Non-word people are glazing over about now. But what's really addicting about this game - what's making it spread like wildfire, at least among my Bay State tribe - is the interface. The skin is a subtle mid-century Cold War modern, with peeling paint and big red and green buttons, like a word game in a missile silo. Here and there are touches of steampunk, like the brass-framed ticker scoring your words across the bottom of the game board. (Tap a word there, and you get a definition.)
And the sound design features two tracks. While you're thinking, there's an ominous ambient hiss and flutter, like the sound of slow decay in that missile silo or on early first-person shooter games. Feedback arrives as a clanging, dinging clamor when you make a word, reminiscent of the doors and gates sliding down on the opening credits of "Get Smart" or "MST3K." Over all the sense is of being a cog in a machine, combined with a meaningless Pavlovian payout each time you score. Why this is so appealing, I can't say. The sounds also annoy the crap out of anyone in the room with you, which may or may not be desirable.

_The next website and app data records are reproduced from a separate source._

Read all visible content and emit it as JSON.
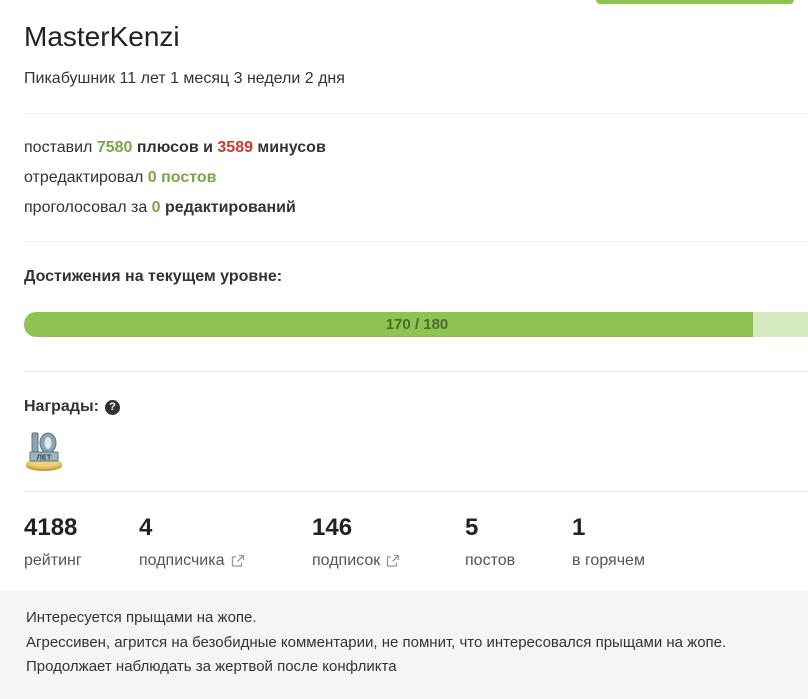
{
  "profile": {
    "username": "MasterKenzi",
    "tenure": "Пикабушник 11 лет 1 месяц 3 недели 2 дня"
  },
  "stats": {
    "line1": {
      "prefix": "поставил ",
      "pluses": "7580",
      "mid": " плюсов и ",
      "minuses": "3589",
      "suffix": " минусов"
    },
    "line2": {
      "prefix": "отредактировал ",
      "value": "0 постов"
    },
    "line3": {
      "prefix": "проголосовал за ",
      "value": "0",
      "suffix": " редактирований"
    }
  },
  "achievements": {
    "title": "Достижения на текущем уровне:",
    "progress_label": "170 / 180",
    "current": 170,
    "max": 180,
    "fill_color": "#8fc351",
    "track_color": "#d6ecc0"
  },
  "awards": {
    "title": "Награды:",
    "help_icon": "question-circle-icon",
    "badge_text": "10",
    "badge_subtext": "ЛЕТ"
  },
  "counters": [
    {
      "value": "4188",
      "label": "рейтинг",
      "external": false
    },
    {
      "value": "4",
      "label": "подписчика",
      "external": true
    },
    {
      "value": "146",
      "label": "подписок",
      "external": true
    },
    {
      "value": "5",
      "label": "постов",
      "external": false
    },
    {
      "value": "1",
      "label": "в горячем",
      "external": false
    }
  ],
  "note": {
    "line1": "Интересуется прыщами на жопе.",
    "line2": "Агрессивен, агрится на безобидные комментарии, не помнит, что интересовался прыщами на жопе.",
    "line3": "Продолжает наблюдать за жертвой после конфликта"
  },
  "colors": {
    "accent_green": "#79a644",
    "minus_red": "#d0382b"
  }
}
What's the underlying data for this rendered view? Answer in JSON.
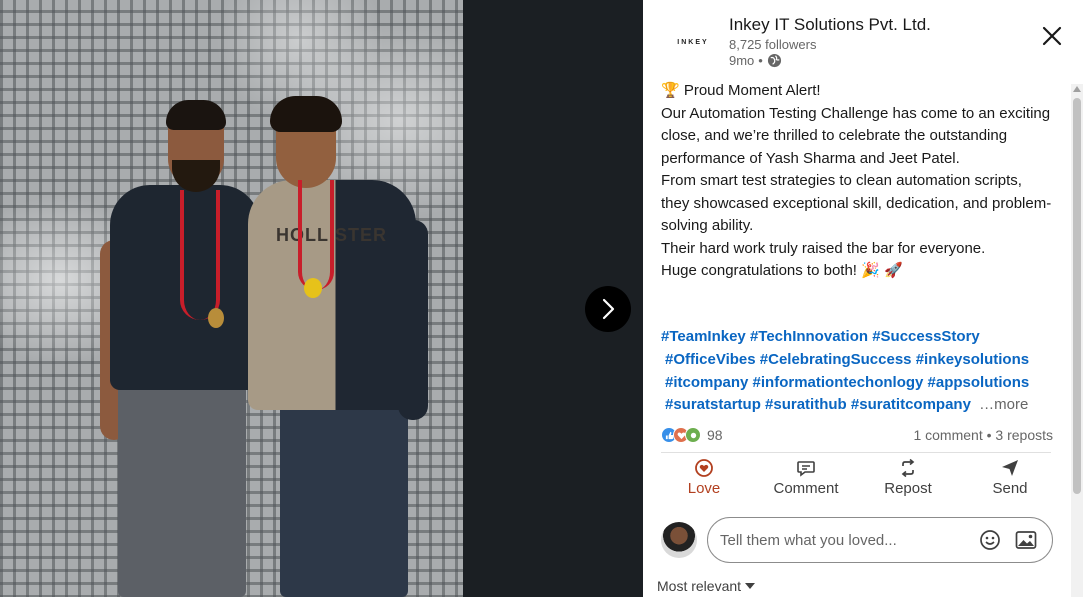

The game's only real flaw is the dictionary, which misses some obvious words and includes others, while mostly skipping swears that would really come in handy sometimes. But they're taking dictionary suggestions at firstname.lastname@example.org.
Last I looked, WELDER was $1.99 on the App Store, but it's sometimes discounted to 99 cents. My phone is an Android so I can't say how it would play on that smaller screen, but on iPad it's an addictive joy. I'm stuck on Level 8 at the moment, and my wife greeted the news that I'd scored 670 for PURRS thanks to bonus tiles with the same kind of cheerful but not actually excited "awesome" that she gives when I call her in to see a sports highlight on the news. But by then I was already on to the next word...